They just showed an action sequence featuring [Chris] Evans and [Dakota] Fanning and what comes out of Fanning’s mouth? “Shit.” A few people did double-takes. “Did she just say what I think she said?” asked one person.
Roger Ebert eulogizes the show he started with Gene Siskel:
One thing we never did, apart from an occasional special show, was depart from the format: Two critics debating the week’s new movies. No “advance looks” at trailers for movies we hadn’t even seen. No celebrity interviews. No red carpet sound bites. Just two guys talking about the movies. At one point, our show and two clones were on the air simultaneously. Then we were left alone again: The only show on TV that would actually tell you if we thought a movie was bad. There was one improvement; we retired Spot (and his successor, Aroma the Educated Skunk) to free up a segment for another review. I remember when we jumped to commercial syndication at Tribune Entertainment, and our new producer Joe Antelo, backed us in reviewing movies by Fassbinder, Truffaut, Herzog–“those guys. Where else they gonna hear about them?”
I’ve been really enjoying screenwriter/”The Nines” director John August’s blog:
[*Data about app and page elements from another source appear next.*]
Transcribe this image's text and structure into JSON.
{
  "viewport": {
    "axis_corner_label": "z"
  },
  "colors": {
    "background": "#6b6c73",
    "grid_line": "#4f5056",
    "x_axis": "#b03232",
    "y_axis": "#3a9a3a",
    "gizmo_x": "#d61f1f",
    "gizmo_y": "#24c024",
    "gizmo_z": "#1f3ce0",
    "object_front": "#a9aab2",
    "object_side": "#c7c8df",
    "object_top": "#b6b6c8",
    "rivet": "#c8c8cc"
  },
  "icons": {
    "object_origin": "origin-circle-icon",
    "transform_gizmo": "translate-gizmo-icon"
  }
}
Sloane Crosley’s I Was Told There’d Be Cake is a collection of mostly-witty essays in the style of David Sedaris. Crosley is the centerpiece of most of the tales, and she’s likable enough. Barely. I can imagine being her friend: In my 20’s, I would have been her gay roommate and/or co-worker sharing eye rolls at perceived transgressions of a secret social code. In my 30’s, I would recognize that her minor misfortunes are invariably self-sabotage in the hopes of attracting attention, and would eventually stop returning her calls.
[Photo: Preferable to nuns — “Goldfinger,” United Artists, 1964]
+ Theatrical Release (Portfolio)
+ Dakota Fanning’s potty mouth in ‘Push’ (Risky Business Blog – Hollywood Reporter)
+ The balcony is closed (Roger Ebert’s Journal)
+ Zombies, Bridesmaids and Assassins (JohnAugust.com)